Treasury officials mooted the prospect of the Government implementing rent control measures in a bid to offset the "negative impacts" of recent housing policy changes.
They are also looking into implementing a "stamp duty" – a tax property investors pay on legal documents used when a house is sold – to reduce demand in the housing market.
This is according to newly released information ministers received from officials before unveiling the first tranche of their housing policy last month.
Although the Government has yet to make any announcements on a rent control scheme, Finance Minister Grant Robertson has refused to rule it out.
"That's not on our agenda at the moment, but we will keep an eye on what happens," he told the Nation last month.
He was being asked about the Government's housing policy changes to extend the bright-line test, increase First Home Grant caps and pour close to $4b into a housing infrastructure scheme.
This morning, the Government released a plethora of advice it received before making the housing announcements.
Advice from the Ministry of Housing and Urban Development (HUD), provided to Megan Woods three days before Christmas, elaborated on a number of concerns officials had about the impact of the policy.
There were four main ways officials said landlords could react to the policy changes:
• Increasing rent to cover additional costs
• Take their property out of the rental market
• Reduce costs by lowering maintenance
• Sell one or more properties
But officials had a potential solution to these risks – "rent control".
This is a policy whereby the Government places a ceiling on the amount a landlord can charge for rent.
Officials said advice on this was being prepared, after it was requested by Woods.
HUD officials said: "The Treasury advice noted that rent control measures could be drafted to offset or limit negative impacts of adjustments to tax policy changes on rent prices.
"If the Government introduces a temporary rent control then this could incentivise more investors to sell, but international evidence shows that those that retain rental properties will try to find other ways to increase rental income and/or increase rents up as soon as the period of rent control ends."
Officials noted that although rent increases are not widespread, they have been shown to lead to discrimination by landlords on factors other than price, or could encourage
tenants and landlords to make/accept illegal additional payments.
"Once in place, rent controls are difficult to remove as the removal leads to a price correction, which is greater the longer controls are in place."
The "next steps" section of the HUD report has been redacted.
Opposition parties have come out strongly against a rent control scheme – Act deputy leader Brooke van Velden said the prospect of rent controls would "fuel a rocket of uncertainty".

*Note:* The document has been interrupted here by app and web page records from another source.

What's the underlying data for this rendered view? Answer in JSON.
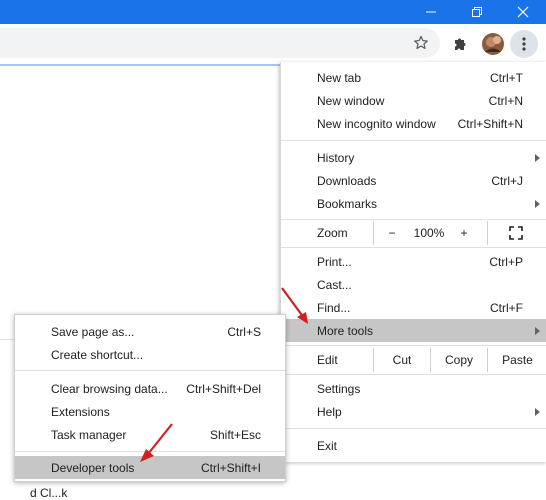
{
  "window": {
    "minimize_icon": "minimize-icon",
    "restore_icon": "restore-icon",
    "close_icon": "close-icon"
  },
  "toolbar": {
    "star_icon": "bookmark-star-icon",
    "extensions_icon": "extensions-puzzle-icon",
    "profile_icon": "avatar",
    "menu_icon": "three-dot-menu-icon"
  },
  "page": {
    "partial_text": "d Cl...k"
  },
  "menu": {
    "new_tab": {
      "label": "New tab",
      "shortcut": "Ctrl+T"
    },
    "new_window": {
      "label": "New window",
      "shortcut": "Ctrl+N"
    },
    "new_incognito": {
      "label": "New incognito window",
      "shortcut": "Ctrl+Shift+N"
    },
    "history": {
      "label": "History"
    },
    "downloads": {
      "label": "Downloads",
      "shortcut": "Ctrl+J"
    },
    "bookmarks": {
      "label": "Bookmarks"
    },
    "zoom": {
      "label": "Zoom",
      "minus": "−",
      "value": "100%",
      "plus": "+"
    },
    "print": {
      "label": "Print...",
      "shortcut": "Ctrl+P"
    },
    "cast": {
      "label": "Cast..."
    },
    "find": {
      "label": "Find...",
      "shortcut": "Ctrl+F"
    },
    "more_tools": {
      "label": "More tools"
    },
    "edit": {
      "label": "Edit",
      "cut": "Cut",
      "copy": "Copy",
      "paste": "Paste"
    },
    "settings": {
      "label": "Settings"
    },
    "help": {
      "label": "Help"
    },
    "exit": {
      "label": "Exit"
    }
  },
  "submenu": {
    "save_page": {
      "label": "Save page as...",
      "shortcut": "Ctrl+S"
    },
    "create_shortcut": {
      "label": "Create shortcut..."
    },
    "clear_browsing": {
      "label": "Clear browsing data...",
      "shortcut": "Ctrl+Shift+Del"
    },
    "extensions": {
      "label": "Extensions"
    },
    "task_manager": {
      "label": "Task manager",
      "shortcut": "Shift+Esc"
    },
    "developer_tools": {
      "label": "Developer tools",
      "shortcut": "Ctrl+Shift+I"
    }
  },
  "colors": {
    "titlebar": "#1a73e8",
    "highlight": "#c6c6c6",
    "annotation_arrow": "#d21f1f"
  }
}
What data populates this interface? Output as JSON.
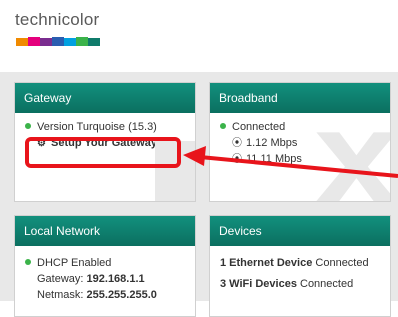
{
  "brand": {
    "name": "technicolor"
  },
  "gateway": {
    "title": "Gateway",
    "version": "Version Turquoise (15.3)",
    "setup_link": "Setup Your Gateway"
  },
  "broadband": {
    "title": "Broadband",
    "status": "Connected",
    "upload": "1.12 Mbps",
    "download": "11.11 Mbps"
  },
  "local_network": {
    "title": "Local Network",
    "dhcp": "DHCP Enabled",
    "gateway_label": "Gateway:",
    "gateway_value": "192.168.1.1",
    "netmask_label": "Netmask:",
    "netmask_value": "255.255.255.0"
  },
  "devices": {
    "title": "Devices",
    "ethernet_count": "1 Ethernet Device",
    "ethernet_status": "Connected",
    "wifi_count": "3 WiFi Devices",
    "wifi_status": "Connected"
  },
  "colors": {
    "accent": "#0f7b6b",
    "highlight": "#e8141b",
    "status_ok": "#3bb34a"
  }
}
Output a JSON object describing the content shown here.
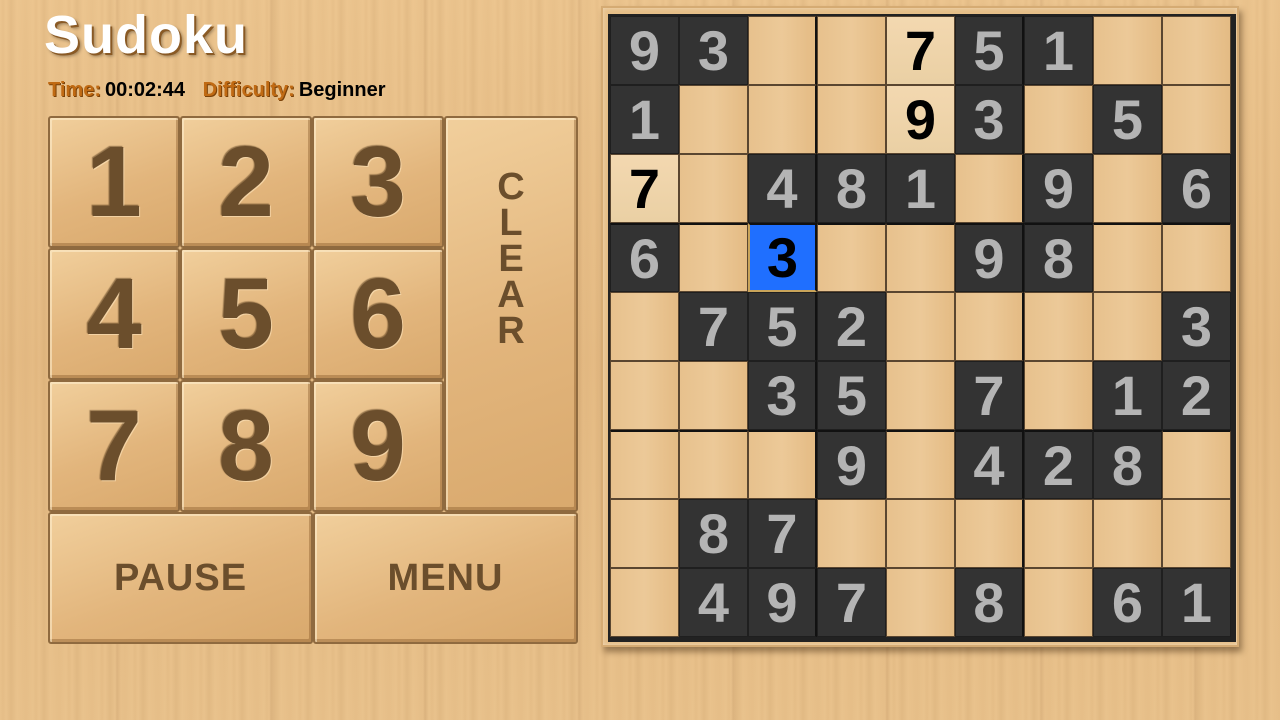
{
  "app": {
    "title": "Sudoku",
    "time_label": "Time:",
    "time_value": "00:02:44",
    "difficulty_label": "Difficulty:",
    "difficulty_value": "Beginner"
  },
  "keypad": {
    "numbers": [
      "1",
      "2",
      "3",
      "4",
      "5",
      "6",
      "7",
      "8",
      "9"
    ],
    "clear_letters": [
      "C",
      "L",
      "E",
      "A",
      "R"
    ],
    "pause_label": "PAUSE",
    "menu_label": "MENU"
  },
  "colors": {
    "given_cell": "#333333",
    "given_digit": "#b4b4b4",
    "selected_cell": "#1f6fff",
    "label_orange": "#c06a13"
  },
  "board": {
    "selected": [
      3,
      2
    ],
    "cells": [
      [
        {
          "v": "9",
          "t": "given"
        },
        {
          "v": "3",
          "t": "given"
        },
        {
          "v": "",
          "t": "empty"
        },
        {
          "v": "",
          "t": "empty"
        },
        {
          "v": "7",
          "t": "user"
        },
        {
          "v": "5",
          "t": "given"
        },
        {
          "v": "1",
          "t": "given"
        },
        {
          "v": "",
          "t": "empty"
        },
        {
          "v": "",
          "t": "empty"
        }
      ],
      [
        {
          "v": "1",
          "t": "given"
        },
        {
          "v": "",
          "t": "empty"
        },
        {
          "v": "",
          "t": "empty"
        },
        {
          "v": "",
          "t": "empty"
        },
        {
          "v": "9",
          "t": "user"
        },
        {
          "v": "3",
          "t": "given"
        },
        {
          "v": "",
          "t": "empty"
        },
        {
          "v": "5",
          "t": "given"
        },
        {
          "v": "",
          "t": "empty"
        }
      ],
      [
        {
          "v": "7",
          "t": "user"
        },
        {
          "v": "",
          "t": "empty"
        },
        {
          "v": "4",
          "t": "given"
        },
        {
          "v": "8",
          "t": "given"
        },
        {
          "v": "1",
          "t": "given"
        },
        {
          "v": "",
          "t": "empty"
        },
        {
          "v": "9",
          "t": "given"
        },
        {
          "v": "",
          "t": "empty"
        },
        {
          "v": "6",
          "t": "given"
        }
      ],
      [
        {
          "v": "6",
          "t": "given"
        },
        {
          "v": "",
          "t": "empty"
        },
        {
          "v": "3",
          "t": "selected"
        },
        {
          "v": "",
          "t": "empty"
        },
        {
          "v": "",
          "t": "empty"
        },
        {
          "v": "9",
          "t": "given"
        },
        {
          "v": "8",
          "t": "given"
        },
        {
          "v": "",
          "t": "empty"
        },
        {
          "v": "",
          "t": "empty"
        }
      ],
      [
        {
          "v": "",
          "t": "empty"
        },
        {
          "v": "7",
          "t": "given"
        },
        {
          "v": "5",
          "t": "given"
        },
        {
          "v": "2",
          "t": "given"
        },
        {
          "v": "",
          "t": "empty"
        },
        {
          "v": "",
          "t": "empty"
        },
        {
          "v": "",
          "t": "empty"
        },
        {
          "v": "",
          "t": "empty"
        },
        {
          "v": "3",
          "t": "given"
        }
      ],
      [
        {
          "v": "",
          "t": "empty"
        },
        {
          "v": "",
          "t": "empty"
        },
        {
          "v": "3",
          "t": "given"
        },
        {
          "v": "5",
          "t": "given"
        },
        {
          "v": "",
          "t": "empty"
        },
        {
          "v": "7",
          "t": "given"
        },
        {
          "v": "",
          "t": "empty"
        },
        {
          "v": "1",
          "t": "given"
        },
        {
          "v": "2",
          "t": "given"
        }
      ],
      [
        {
          "v": "",
          "t": "empty"
        },
        {
          "v": "",
          "t": "empty"
        },
        {
          "v": "",
          "t": "empty"
        },
        {
          "v": "9",
          "t": "given"
        },
        {
          "v": "",
          "t": "empty"
        },
        {
          "v": "4",
          "t": "given"
        },
        {
          "v": "2",
          "t": "given"
        },
        {
          "v": "8",
          "t": "given"
        },
        {
          "v": "",
          "t": "empty"
        }
      ],
      [
        {
          "v": "",
          "t": "empty"
        },
        {
          "v": "8",
          "t": "given"
        },
        {
          "v": "7",
          "t": "given"
        },
        {
          "v": "",
          "t": "empty"
        },
        {
          "v": "",
          "t": "empty"
        },
        {
          "v": "",
          "t": "empty"
        },
        {
          "v": "",
          "t": "empty"
        },
        {
          "v": "",
          "t": "empty"
        },
        {
          "v": "",
          "t": "empty"
        }
      ],
      [
        {
          "v": "",
          "t": "empty"
        },
        {
          "v": "4",
          "t": "given"
        },
        {
          "v": "9",
          "t": "given"
        },
        {
          "v": "7",
          "t": "given"
        },
        {
          "v": "",
          "t": "empty"
        },
        {
          "v": "8",
          "t": "given"
        },
        {
          "v": "",
          "t": "empty"
        },
        {
          "v": "6",
          "t": "given"
        },
        {
          "v": "1",
          "t": "given"
        }
      ]
    ]
  }
}
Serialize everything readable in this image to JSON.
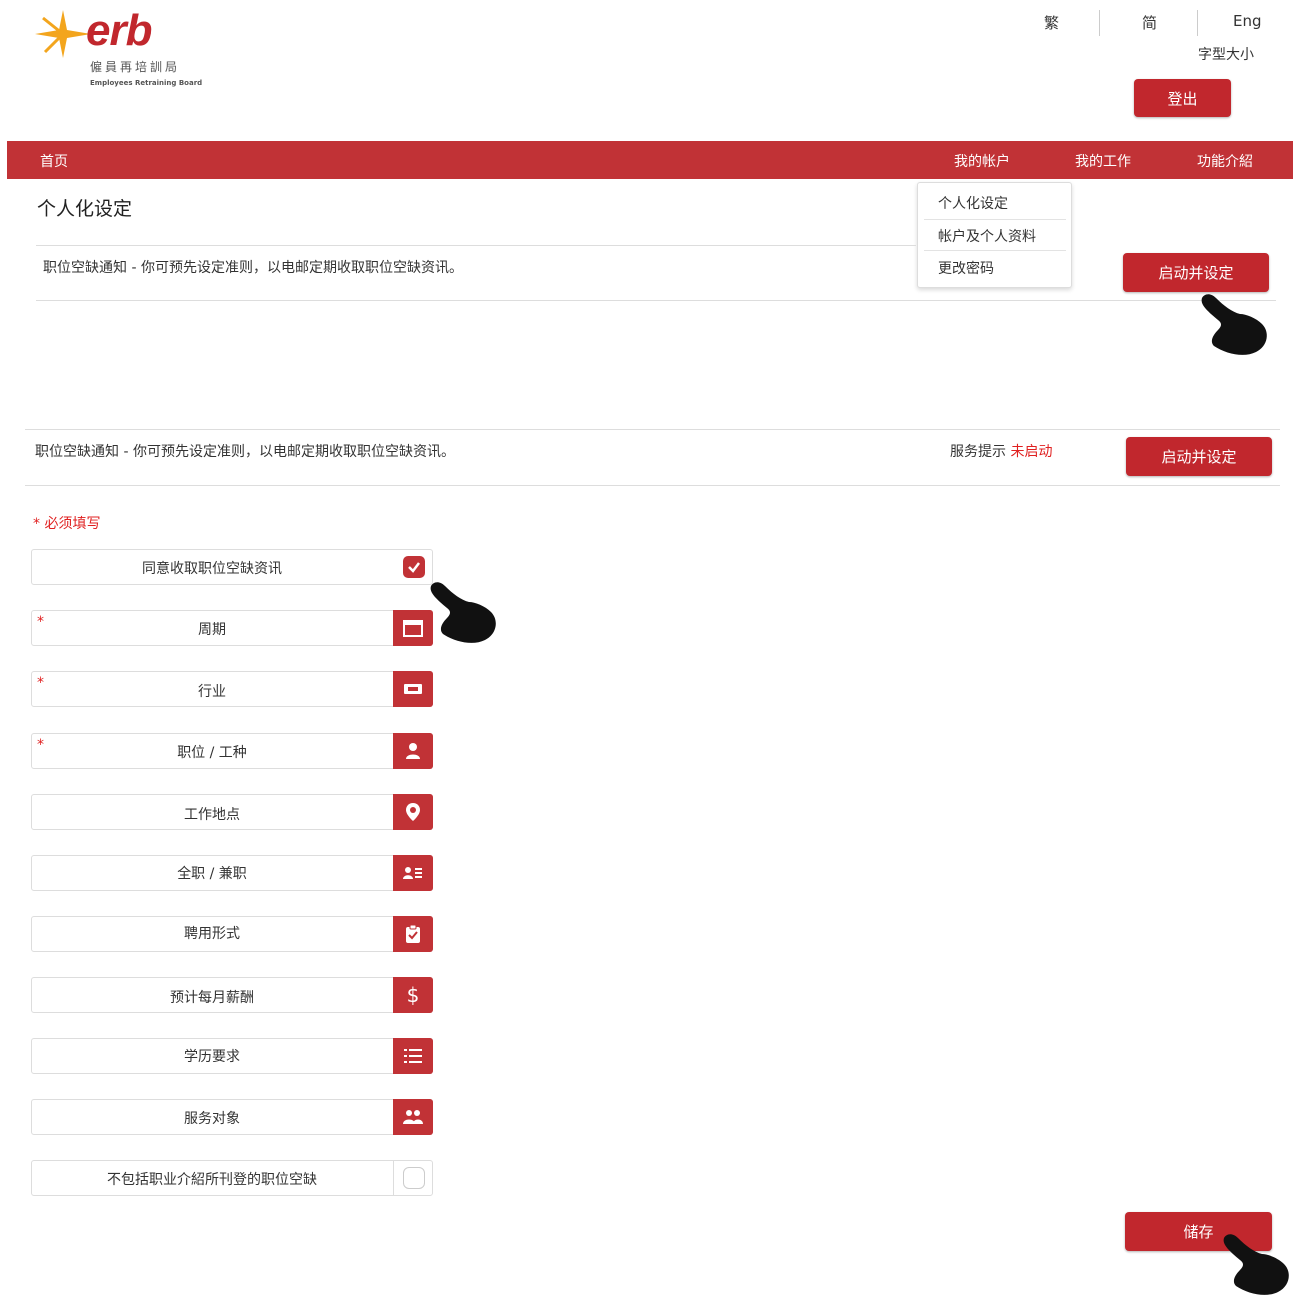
{
  "header": {
    "logo_text": "erb",
    "logo_cn": "僱員再培訓局",
    "logo_en": "Employees Retraining Board",
    "lang_trad": "繁",
    "lang_simp": "简",
    "lang_eng": "Eng",
    "font_size": "字型大小",
    "logout": "登出"
  },
  "nav": {
    "home": "首页",
    "my_account": "我的帐户",
    "my_jobs": "我的工作",
    "features": "功能介紹"
  },
  "dropdown": {
    "items": [
      "个人化设定",
      "帐户及个人资料",
      "更改密码"
    ]
  },
  "page_title": "个人化设定",
  "section1": {
    "text": "职位空缺通知 - 你可预先设定准则，以电邮定期收取职位空缺资讯。",
    "button": "启动并设定"
  },
  "section2": {
    "text": "职位空缺通知 - 你可预先设定准则，以电邮定期收取职位空缺资讯。",
    "status_label": "服务提示",
    "status_value": "未启动",
    "button": "启动并设定"
  },
  "required_note": "* 必须填写",
  "fields": [
    {
      "label": "同意收取职位空缺资讯",
      "required": false,
      "icon": "checkbox-checked-icon"
    },
    {
      "label": "周期",
      "required": true,
      "icon": "calendar-icon"
    },
    {
      "label": "行业",
      "required": true,
      "icon": "industry-icon"
    },
    {
      "label": "职位 / 工种",
      "required": true,
      "icon": "user-icon"
    },
    {
      "label": "工作地点",
      "required": false,
      "icon": "map-pin-icon"
    },
    {
      "label": "全职 / 兼职",
      "required": false,
      "icon": "id-card-icon"
    },
    {
      "label": "聘用形式",
      "required": false,
      "icon": "clipboard-icon"
    },
    {
      "label": "预计每月薪酬",
      "required": false,
      "icon": "dollar-icon"
    },
    {
      "label": "学历要求",
      "required": false,
      "icon": "list-icon"
    },
    {
      "label": "服务对象",
      "required": false,
      "icon": "users-icon"
    },
    {
      "label": "不包括职业介紹所刊登的职位空缺",
      "required": false,
      "icon": "checkbox-empty-icon"
    }
  ],
  "required_mark": "*",
  "save_button": "储存",
  "colors": {
    "brand": "#c13236",
    "required": "#e02020"
  }
}
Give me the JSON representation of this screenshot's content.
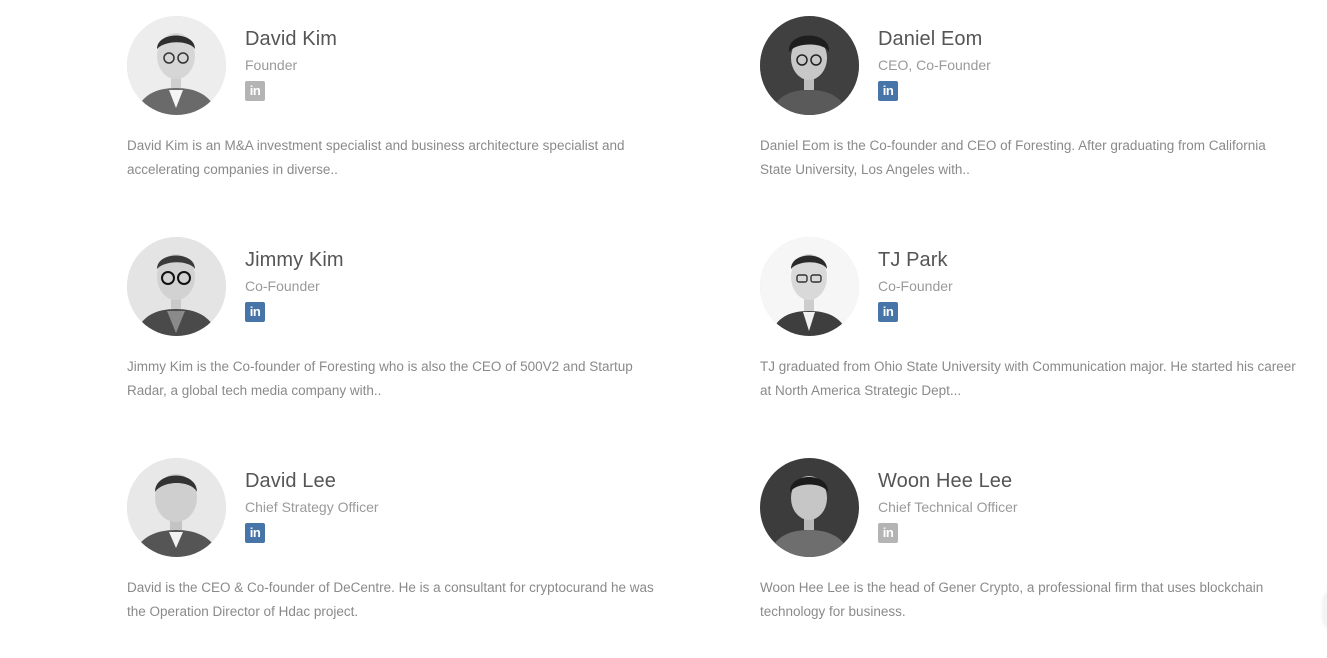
{
  "members": [
    {
      "name": "David Kim",
      "role": "Founder",
      "linkedin_state": "inactive",
      "bio": "David Kim is an M&A investment specialist and business architecture specialist and accelerating companies in diverse.."
    },
    {
      "name": "Daniel Eom",
      "role": "CEO, Co-Founder",
      "linkedin_state": "active",
      "bio": "Daniel Eom is the Co-founder and CEO of Foresting. After graduating from California State University, Los Angeles with.."
    },
    {
      "name": "Jimmy Kim",
      "role": "Co-Founder",
      "linkedin_state": "active",
      "bio": "Jimmy Kim is the Co-founder of Foresting who is also the CEO of 500V2 and Startup Radar, a global tech media company with.."
    },
    {
      "name": "TJ Park",
      "role": "Co-Founder",
      "linkedin_state": "active",
      "bio": "TJ graduated from Ohio State University with Communication major. He started his career at North America Strategic Dept..."
    },
    {
      "name": "David Lee",
      "role": "Chief Strategy Officer",
      "linkedin_state": "active",
      "bio": "David is the CEO & Co-founder of DeCentre. He is a consultant for cryptocurand he was the Operation Director of Hdac project."
    },
    {
      "name": "Woon Hee Lee",
      "role": "Chief Technical Officer",
      "linkedin_state": "inactive",
      "bio": "Woon Hee Lee is the head of Gener Crypto, a professional firm that uses blockchain technology for business."
    }
  ],
  "icons": {
    "linkedin_glyph": "in",
    "linkedin_active_color": "#4875a8",
    "linkedin_inactive_color": "#b4b4b4"
  }
}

National's finance spokesman Andrew Bayly said by not ruling out rent control measures, Robertson was upsetting a "huge number of mum and dad investors".
HUD officials also noted that: "The Treasury has been considering other tax options too, for example introducing a stamp duty".